In the past couple of months, two examples of improper permitting has caused problems and delays in closing sales of properties that I have inspected. One was because of open permits and one due to no permits. It is important for both buyers and sellers understand the issues that are raised with permitting.


In the first example I inspected, not pulling proper permits caused a delay in the closing. The rear roof covered patio was enclosed and permits were not issued. The sellers were not knowledgeable and trusted their contractor to do the right thing. There were obvious signs that the code was not being followed and permits were not taken out to properly enclose the patio. This caused considerable time delays to close the sale until the work was properly permitted and closed out.


In the second example, permits were issued for a pool built 20 years ago but were not closed out. A final inspection was never recorded. Now the seller is going through the tedious process to close out those permits. And of course the closing has been delayed.

When a permit is issued by the County or City Building Department it is required to have a formal finalization in accordance with the County or City guidelines. The final inspection ensures the work was performed properly and according to the code. The permit will remain open or even expire and this use remains until the permit has been formally closed.

It is very important to keep in mind that the open permit is attached to the property, even when a change of ownership occurs.
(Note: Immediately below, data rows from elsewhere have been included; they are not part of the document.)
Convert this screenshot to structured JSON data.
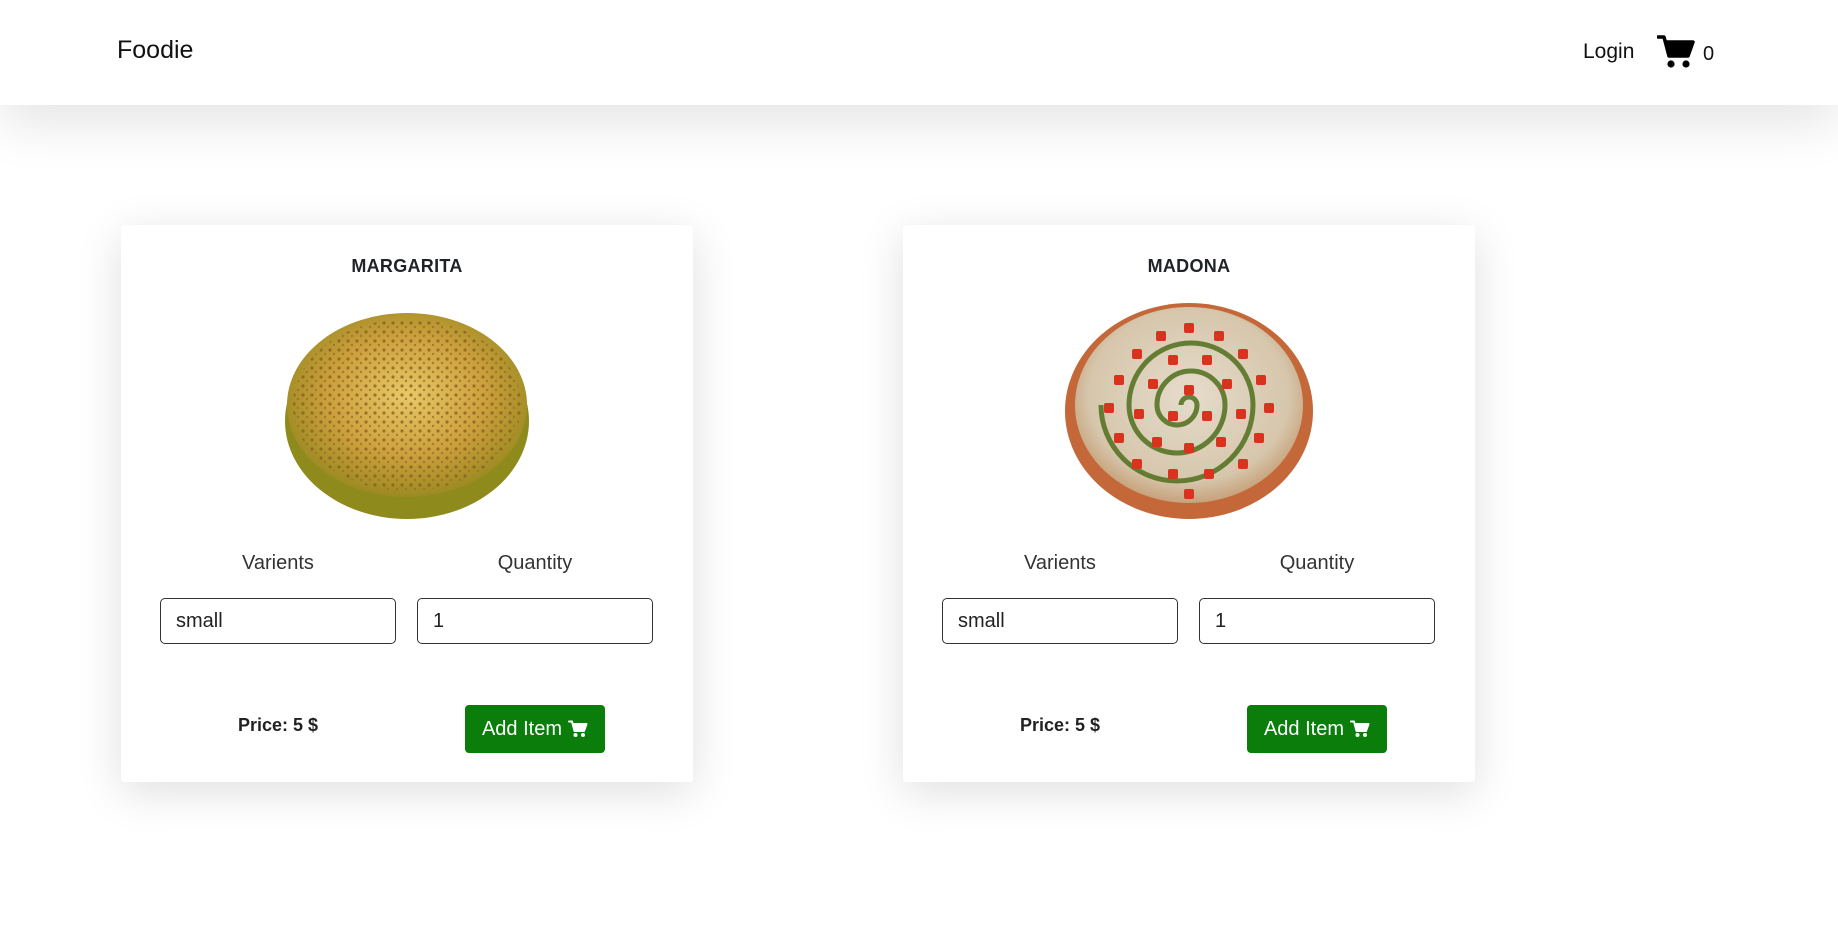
{
  "navbar": {
    "brand": "Foodie",
    "login_label": "Login",
    "cart_icon": "shopping-cart-icon",
    "cart_count": "0"
  },
  "products": [
    {
      "name": "MARGARITA",
      "image_icon": "pizza-margarita-image",
      "variants_label": "Varients",
      "variant_value": "small",
      "quantity_label": "Quantity",
      "quantity_value": "1",
      "price_text": "Price: 5 $",
      "add_label": "Add Item"
    },
    {
      "name": "MADONA",
      "image_icon": "pizza-madona-image",
      "variants_label": "Varients",
      "variant_value": "small",
      "quantity_label": "Quantity",
      "quantity_value": "1",
      "price_text": "Price: 5 $",
      "add_label": "Add Item"
    }
  ],
  "colors": {
    "button": "#0a7d0a",
    "text": "#212529"
  }
}
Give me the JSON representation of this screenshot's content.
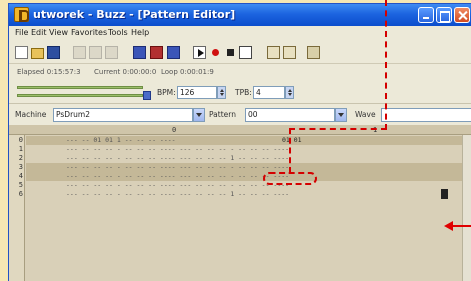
{
  "window": {
    "title": "utworek - Buzz - [Pattern Editor]"
  },
  "menu": [
    "File",
    "Edit",
    "View",
    "Favorites",
    "Tools",
    "Help"
  ],
  "info": {
    "elapsed": "Elapsed 0:15:57:3",
    "current": "Current 0:00:00:0",
    "loop": "Loop 0:00:01:9"
  },
  "tempo": {
    "bpm_label": "BPM:",
    "bpm_value": "126",
    "tpb_label": "TPB:",
    "tpb_value": "4"
  },
  "machine_bar": {
    "machine_label": "Machine",
    "machine_value": "PsDrum2",
    "pattern_label": "Pattern",
    "pattern_value": "00",
    "wave_label": "Wave",
    "wave_value": ""
  },
  "grid": {
    "columns": [
      "0",
      "1"
    ],
    "rows": [
      {
        "num": "0",
        "text": "--- -- 01 01 1 -- -- -- ---- ",
        "notes": "01 01"
      },
      {
        "num": "1",
        "text": "--- -- -- -- - -- -- -- ---- --- -- -- -- - -- -- -- ----",
        "notes": ""
      },
      {
        "num": "2",
        "text": "--- -- -- -- - -- -- -- ---- --- -- -- -- 1 -- -- -- ----",
        "notes": ""
      },
      {
        "num": "3",
        "text": "--- -- -- -- - -- -- -- ---- --- -- -- -- - -- -- -- ----",
        "notes": ""
      },
      {
        "num": "4",
        "text": "--- -- -- -- - -- -- -- ---- --- -- -- -- - -- -- -- ----",
        "notes": ""
      },
      {
        "num": "5",
        "text": "--- -- -- -- - -- -- -- ---- --- -- -- -- - -- -- -- ----",
        "notes": ""
      },
      {
        "num": "6",
        "text": "--- -- -- -- - -- -- -- ---- --- -- -- -- 1 -- -- -- ----",
        "notes": ""
      }
    ]
  },
  "colors": {
    "annotation": "#d40000",
    "title_bar": "#1c64e0",
    "background": "#f6e7b4"
  }
}
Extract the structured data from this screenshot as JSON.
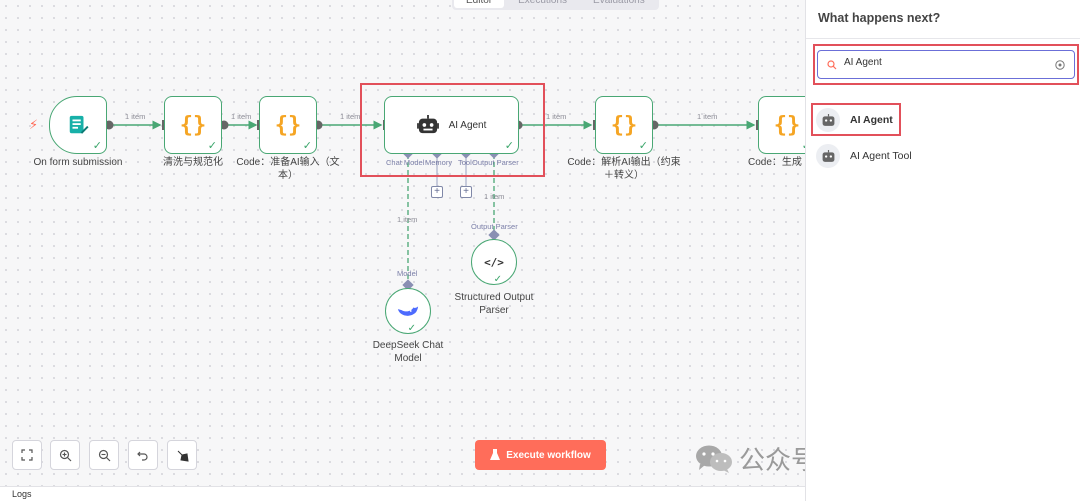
{
  "tabs": [
    {
      "label": "Editor",
      "active": true
    },
    {
      "label": "Executions",
      "active": false
    },
    {
      "label": "Evaluations",
      "active": false
    }
  ],
  "nodes": {
    "trigger": {
      "label": "On form submission"
    },
    "clean": {
      "label": "清洗与规范化"
    },
    "prepare": {
      "label_line1": "Code：准备AI输入（文",
      "label_line2": "本）"
    },
    "agent": {
      "label": "AI Agent"
    },
    "parse": {
      "label_line1": "Code：解析AI输出（约束",
      "label_line2": "＋转义）"
    },
    "generate": {
      "label": "Code：生成"
    },
    "deepseek": {
      "label_line1": "DeepSeek Chat",
      "label_line2": "Model"
    },
    "structured": {
      "label_line1": "Structured Output",
      "label_line2": "Parser"
    }
  },
  "edges": {
    "e1": "1 item",
    "e2": "1 item",
    "e3": "1 item",
    "e4": "1 item",
    "e5": "1 item",
    "model_edge": "1 item",
    "parser_edge": "1 item"
  },
  "ports": {
    "chat_model": "Chat Model",
    "memory": "Memory",
    "tool": "Tool",
    "output_parser": "Output Parser",
    "model_target": "Model",
    "parser_target": "Output Parser"
  },
  "toolbar": {
    "execute_label": "Execute workflow"
  },
  "watermark": {
    "text": "公众号 · 茉茉AI智能体"
  },
  "logs": {
    "label": "Logs"
  },
  "panel": {
    "title": "What happens next?",
    "search_value": "AI Agent",
    "results": [
      {
        "label": "AI Agent",
        "icon": "robot-icon"
      },
      {
        "label": "AI Agent Tool",
        "icon": "robot-icon"
      }
    ]
  },
  "colors": {
    "node_border": "#49a774",
    "braces": "#f5a524",
    "highlight": "#e2505a",
    "execute": "#ff6d5a",
    "search_border": "#6b6fd8"
  }
}
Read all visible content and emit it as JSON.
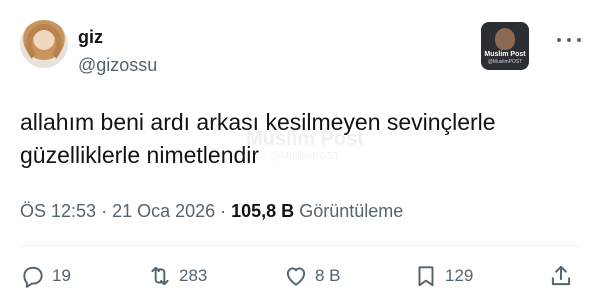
{
  "author": {
    "display_name": "giz",
    "handle": "@gizossu"
  },
  "brand": {
    "title": "Muslim Post",
    "handle": "@MuslimPOST"
  },
  "tweet": {
    "text_line1": "allahım beni ardı arkası kesilmeyen sevinçlerle",
    "text_line2": "güzelliklerle nimetlendir"
  },
  "meta": {
    "time": "ÖS 12:53",
    "separator1": " · ",
    "date": "21 Oca 2026",
    "separator2": " · ",
    "views_count": "105,8 B",
    "views_label": " Görüntüleme"
  },
  "actions": {
    "replies": "19",
    "retweets": "283",
    "likes": "8 B",
    "bookmarks": "129"
  },
  "icons": {
    "reply": "reply-icon",
    "retweet": "retweet-icon",
    "like": "heart-icon",
    "bookmark": "bookmark-icon",
    "share": "share-icon",
    "more": "more-icon"
  },
  "colors": {
    "text_primary": "#0f1419",
    "text_secondary": "#536471",
    "divider": "#eff3f4"
  }
}
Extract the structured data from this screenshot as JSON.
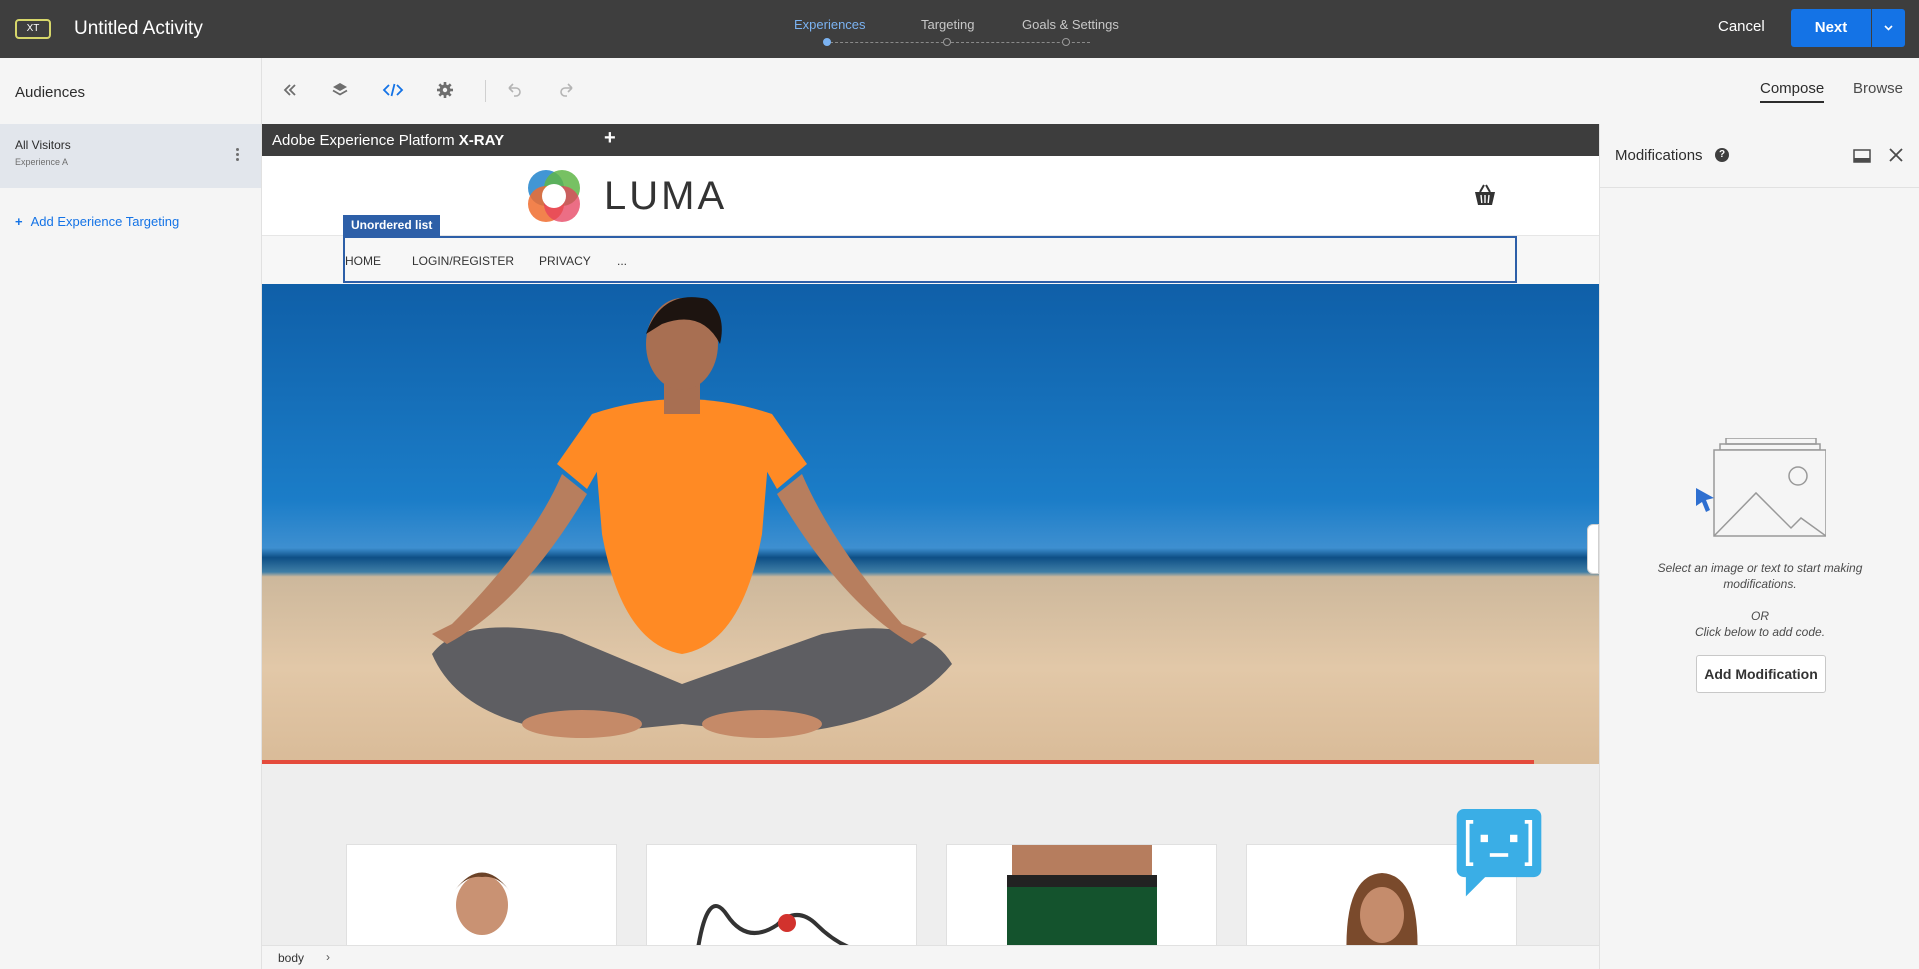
{
  "header": {
    "badge": "XT",
    "title": "Untitled Activity",
    "steps": [
      {
        "label": "Experiences",
        "active": true
      },
      {
        "label": "Targeting",
        "active": false
      },
      {
        "label": "Goals & Settings",
        "active": false
      }
    ],
    "cancel_label": "Cancel",
    "next_label": "Next"
  },
  "left_panel": {
    "title": "Audiences",
    "audience": {
      "name": "All Visitors",
      "experience": "Experience A"
    },
    "add_targeting_label": "Add Experience Targeting"
  },
  "toolbar": {
    "tools": [
      "collapse-icon",
      "layers-icon",
      "code-icon",
      "settings-icon",
      "undo-icon",
      "redo-icon"
    ],
    "compose_label": "Compose",
    "browse_label": "Browse"
  },
  "canvas": {
    "xray_title": "Adobe Experience Platform",
    "xray_bold": "X-RAY",
    "xray_plus": "+",
    "site_logo_text": "LUMA",
    "selection_label": "Unordered list",
    "nav_items": [
      "HOME",
      "LOGIN/REGISTER",
      "PRIVACY",
      "..."
    ]
  },
  "statusbar": {
    "breadcrumb": "body",
    "arrow": "›"
  },
  "right_panel": {
    "title": "Modifications",
    "help": "?",
    "empty_message": "Select an image or text to start making modifications.",
    "or_text": "OR",
    "code_hint": "Click below to add code.",
    "add_button": "Add Modification"
  },
  "colors": {
    "accent": "#1473e6",
    "header_bg": "#3e3e3e",
    "selection": "#2d5fa8",
    "step_active": "#7bb3f2"
  }
}
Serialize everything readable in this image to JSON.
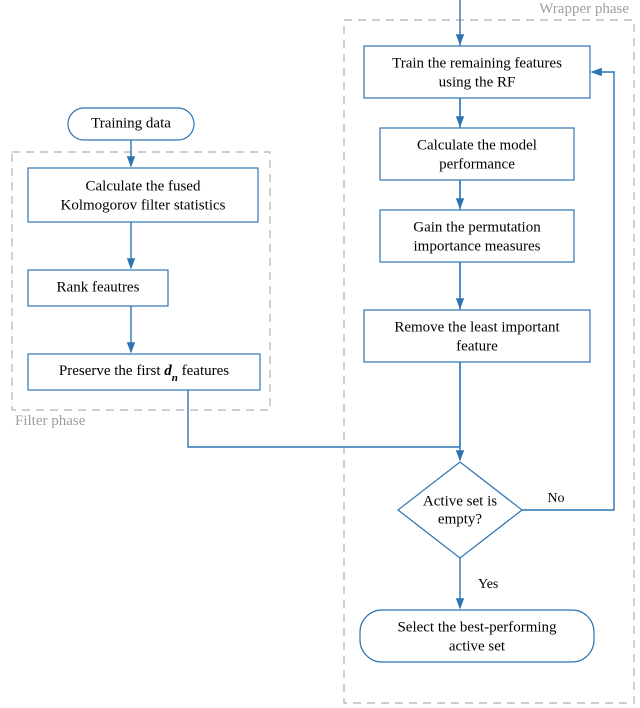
{
  "phases": {
    "filter": {
      "label": "Filter phase"
    },
    "wrapper": {
      "label": "Wrapper phase"
    }
  },
  "left": {
    "start": "Training data",
    "step1_l1": "Calculate the fused",
    "step1_l2": "Kolmogorov filter statistics",
    "step2": "Rank feautres",
    "step3_pre": "Preserve the first ",
    "step3_var": "d",
    "step3_sub": "n",
    "step3_post": " features"
  },
  "right": {
    "step1_l1": "Train the remaining features",
    "step1_l2": "using the RF",
    "step2_l1": "Calculate the model",
    "step2_l2": "performance",
    "step3_l1": "Gain the permutation",
    "step3_l2": "importance measures",
    "step4_l1": "Remove the least important",
    "step4_l2": "feature",
    "decision_l1": "Active set is",
    "decision_l2": "empty?",
    "yes": "Yes",
    "no": "No",
    "result_l1": "Select the best-performing",
    "result_l2": "active set"
  }
}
Failing to discover these outstanding permit issues will now be the responsibility of the new owner and will have to deal with fines, fees, and other related costs to legalize the non-permitted or not finalized work.